The building is creating safety problems for groups meeting there," the council president said. "We've waited approximately two years from the historical association regarding the building. We're just as interested as anyone else in maintaining the building for use by the society and to preserve Spanish Street."
On Oct. 1, Mr. Heye said the church board voted to take action to have the building razed unless the historical association or some other interested group was able to come up with a concrete proposal.
The parish, Mr. Heye said, offered to lease the building to the association for $1 a year providing they were able to maintain it.
"So far we've gotten masses of interest about saving the building, but no financial aid." Mr. Heye commented.
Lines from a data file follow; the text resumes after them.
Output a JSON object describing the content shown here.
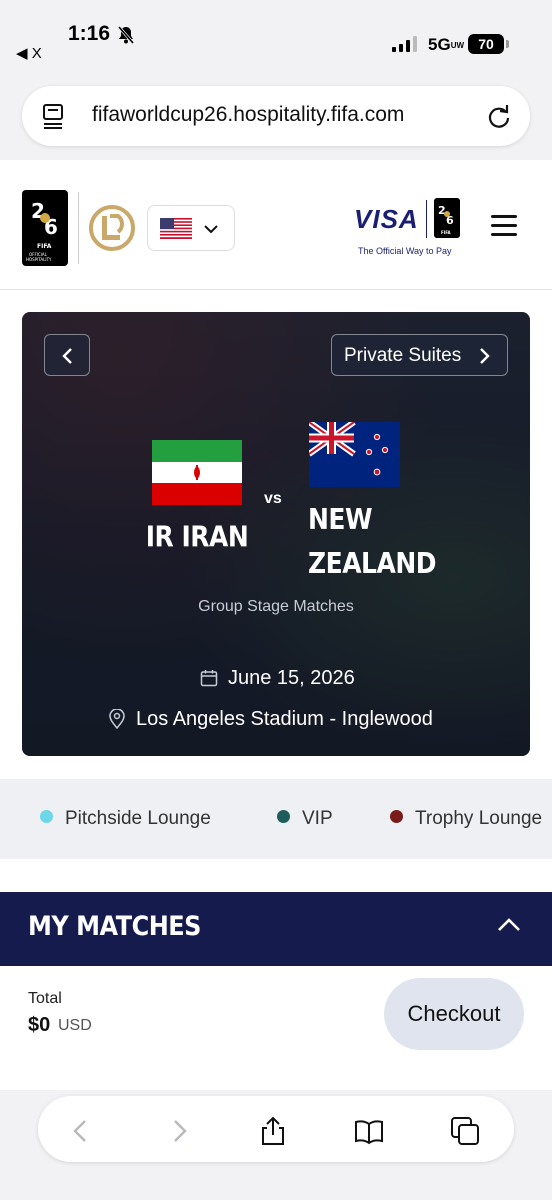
{
  "status_bar": {
    "time": "1:16",
    "back_app": "◀ X",
    "network": "5G",
    "network_sub": "UW",
    "battery": "70"
  },
  "browser": {
    "url": "fifaworldcup26.hospitality.fifa.com"
  },
  "header": {
    "visa_logo": "VISA",
    "visa_tagline": "The Official Way to Pay",
    "fifa_logo_text": "FIFA OFFICIAL HOSPITALITY",
    "country_flag": "us-flag"
  },
  "hero": {
    "suite_button": "Private Suites",
    "home_team": "IR IRAN",
    "away_team_line1": "NEW",
    "away_team_line2": "ZEALAND",
    "vs": "vs",
    "stage": "Group Stage Matches",
    "date": "June 15, 2026",
    "venue": "Los Angeles Stadium - Inglewood"
  },
  "legend": {
    "items": [
      {
        "label": "Pitchside Lounge",
        "color": "#6dd6e8"
      },
      {
        "label": "VIP",
        "color": "#1f5d5a"
      },
      {
        "label": "Trophy Lounge",
        "color": "#7a1c1c"
      }
    ]
  },
  "my_matches": {
    "title": "MY MATCHES",
    "total_label": "Total",
    "total_value": "$0",
    "currency": "USD",
    "checkout": "Checkout"
  },
  "colors": {
    "navy": "#151b4d",
    "visa_blue": "#1a1f71"
  }
}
William B. Eagle, president of the historical association, said the organization is not in a position to take on a great financial commitment. "We're committed to the restoration of the Glenn house now," he said. "The association hates to see any building of historical significance go, but we have no present plans to stop the razing," he said.
Use of the Spanish Street structure as a school ended in 1957, with the opening of a new St. Vincent's Parochial School on Ritter Drive. More about that in an upcoming blog.
The old school was demolished in December 1971. The site was paved over for a parking lot.
Published in the Tuesday, Dec. 21, 1971, Southeast Missourian:
Old St. Vincent's School -- a school that served youngsters from the time it was built in 1877 until 1957 -- no longer stands. The building, in need of much repairs and deemed too costly for St. Vincent's Parish to maintain, was razed Monday. The school began as a facility for boys only, but in 1923 its doors were opened to all children of the parish. The old building, located on South Spanish Street, was used for parish activities during the past 15 years. (Southeast Missourian archive)